Bristol-Myers Squibb (BMS), Ono Pharmaceutical and Kyowa Hakko Kirin have entered into a clinical trial collaboration agreement to conduct a Phase I combination trial with Opdivo (nivolumab) and mogamulizumab as a potential treatment option for patients with advanced or metastatic solid tumours.

Scheduled to be conducted in Japan by Ono and Kyowa Hakko Kirin, the trial will focus on evaluating the safety, tolerability and anti-tumour activity of combining Opdivo, a PD-1 immune checkpoint inhibitor, and mogamulizumab, an anti-CCR4 antibody.

In September, Opdivo was launched in Japan for the treatment of patients with unresectable melanoma and the drug is currently being developed in multiple tumour types in more than 50 clinical trials worldwide.

In May 2012, mogamulizumab was launched in Japan to treat relapsed or refractory CCR4-positive Adult T-cell Leukemia-Lymphoma (ATL), and was granted the indication expansion in March 2014 for relapsed or refractory CCR4-positive Peripheral T-Cell Lymphoma (PTCL) and Cutaneous T-Cell Lymphoma (CTCL).

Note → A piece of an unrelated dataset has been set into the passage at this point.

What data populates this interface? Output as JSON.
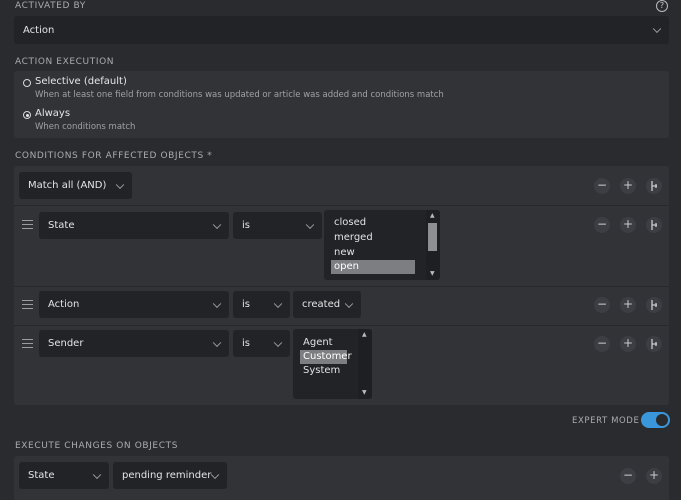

"The trial will focus on evaluating the safety, tolerability and anti-tumour activity of combining Opdivo and mogamulizumab."

Clinical trials with mogamulizumab in ATL, PTCL, and CTCL are ongoing in the US, EU and other countries.

Both opdivo and mogamulizumab are part of a new class of cancer treatments known as immunotherapies, which are designed to harness the body’s own immune system in fighting cancer.

Ono Pharmaceutical member of the Board of Directors, vice-president executive officer/ executive director, Clinical Development & Clinical Development Planning Hiroshi Awata said: "Studying combination regimens of immunotherapies offers the opportunity to explore the potential of enhanced efficacy compared to current standards of care in treating cancer.

"We are delighted to be able to pursue the possibility of immunotherapies through this collaboration with Kyowa Hakko Kirin.

"We believe that there is a strong rationale to explore the combination of Opdivo and mogamulizumab with the goal of identifying a new treatment option for these cancer patients."

Opdivo binds to the checkpoint receptor PD-1 expressed on activated T-cells, blocking this pathway and allowing the immune system to attack tumours, while mogamulizumab can suppress some of the immune cells that shield the tumour from the immune system.

According to pre-clinical trials, the combination of Opdivo and mogamulizumab may lead to an improved anti-tumour immune response compared to either agent alone.

Bristol-Myers Squibb senior vice-president and head of Development, Oncology Michael Giordano said: "Our collaboration with Kyowa Hakko Kirin further complements the broad clinical development program for Opdivo, will advance our understanding of the combination of Opdivo and mogamulizumab, and is an example of our commitment to develop combination immuno-oncology regimens for patients with metastatic cancer."